According to the unnamed witness, those injections, reports Interviu, were allegedly carried out under the supervision of the Spanish team’s doctor, Eufemiano Fuentes, the man at the centre of the Operacion Puerto doping scandal that broke in 2006 and who is due to stand trial in Spain alongside several other people in connection with that investigation.
Interviu states that the unnamed masseur provided a sworn declaration before a notary in May 2011 that “ A Contador was subject to insulin injections during the 2005 Tour de France. Eufemiano Fuentes was in fact the team doctor and insulin formed part of the treatment of all [riders].”
It’s unclear from the abridged version of Interviu’s article on its website whether it has actually identified the witness, or whether it is relying solely on documentation provided as part of the Contador CAS hearing; the reference to the sworn affidavit suggests the latter.
While the witness’s position within Liberty Seguros would be likely to enable the authorities to quickly identify the person concerned, it’s unlikely that the UCI, for example, would be able to order an investigation until the Operacion Puerto trial is over to avoid prejudicing it, although reports from Spain suggest that will not open until 2013.
It is however likely that if they have not already done so, the Spanish authorities would be eager to speak to the person concerned.
Contador himself was investigated in connection with Operacion Puerto in 2006, but later that year was cleared by the Spanish courts of any involvement, a point made by his lawyer’s at last year’s CAS hearing when WADA had attempted to introduce testimony from the mystery witness, who had sought anonymity due to fears for his own safety and that of his family.
Despite his lawyers successfully blocking that testimony, with no agreement reached on how to preserve the witness’s testimony, Contador is currently serving a two-year ban, most of it backdated, after CAS overturned the decision of the Spanish national cycling federation, the RFEC, not to sanction him as a result of his positive test for clenbuterol in the 2010 Tour de France.
As reported here on road.cc in February, initial speculation in the Spanish press had suggested that the mystery witness in the Contador case was a rider, with former Liberty Seguros team mates Jorg Jaksche and Michele Scarponi, both of whom had confessed to their involvement in Operacion Puerto, as being the most likely candidates.

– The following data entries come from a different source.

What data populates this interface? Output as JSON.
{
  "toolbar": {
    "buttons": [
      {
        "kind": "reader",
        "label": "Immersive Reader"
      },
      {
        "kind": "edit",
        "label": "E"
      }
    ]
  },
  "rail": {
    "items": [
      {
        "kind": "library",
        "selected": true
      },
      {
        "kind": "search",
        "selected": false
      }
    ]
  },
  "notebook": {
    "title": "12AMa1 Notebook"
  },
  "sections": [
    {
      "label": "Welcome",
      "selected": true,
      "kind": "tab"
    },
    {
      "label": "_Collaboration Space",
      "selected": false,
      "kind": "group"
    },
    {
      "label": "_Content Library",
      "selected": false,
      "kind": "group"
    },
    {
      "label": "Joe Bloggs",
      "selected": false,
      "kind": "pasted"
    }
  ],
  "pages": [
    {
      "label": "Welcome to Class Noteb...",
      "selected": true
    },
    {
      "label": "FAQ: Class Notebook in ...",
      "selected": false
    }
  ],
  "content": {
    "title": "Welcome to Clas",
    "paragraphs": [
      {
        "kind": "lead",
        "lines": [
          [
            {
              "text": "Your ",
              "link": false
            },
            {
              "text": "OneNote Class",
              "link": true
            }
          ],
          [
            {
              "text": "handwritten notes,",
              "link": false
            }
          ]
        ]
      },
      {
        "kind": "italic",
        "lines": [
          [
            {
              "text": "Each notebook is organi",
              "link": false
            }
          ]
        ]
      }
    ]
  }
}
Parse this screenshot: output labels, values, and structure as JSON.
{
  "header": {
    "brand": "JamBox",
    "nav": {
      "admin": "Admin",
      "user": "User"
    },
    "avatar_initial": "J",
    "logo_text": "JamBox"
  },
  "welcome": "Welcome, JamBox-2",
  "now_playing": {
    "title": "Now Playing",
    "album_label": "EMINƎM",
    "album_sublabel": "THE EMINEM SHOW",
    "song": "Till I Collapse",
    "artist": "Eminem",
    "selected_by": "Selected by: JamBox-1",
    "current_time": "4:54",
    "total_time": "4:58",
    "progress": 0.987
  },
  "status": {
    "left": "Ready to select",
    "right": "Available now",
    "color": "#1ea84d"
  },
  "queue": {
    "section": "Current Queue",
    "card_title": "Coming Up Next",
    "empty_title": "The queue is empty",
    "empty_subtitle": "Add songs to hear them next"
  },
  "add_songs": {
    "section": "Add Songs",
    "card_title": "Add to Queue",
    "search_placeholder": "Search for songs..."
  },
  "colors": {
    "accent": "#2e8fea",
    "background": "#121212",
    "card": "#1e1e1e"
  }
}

Born in Scotland, Simon moved to London aged seven and now lives in the Oxfordshire Cotswolds with his miniature schnauzer, Elodie. He fell in love with cycling one Saturday morning in 1994 while living in Italy when Milan-San Remo went past his front door. A daily cycle commuter in London back before riding to work started to boom, he's been news editor at road.cc since 2009. Handily for work, he speaks French and Italian. He doesn't get to ride his Colnago as often as he'd like, and freely admits he's much more adept at cooking than fettling with bikes.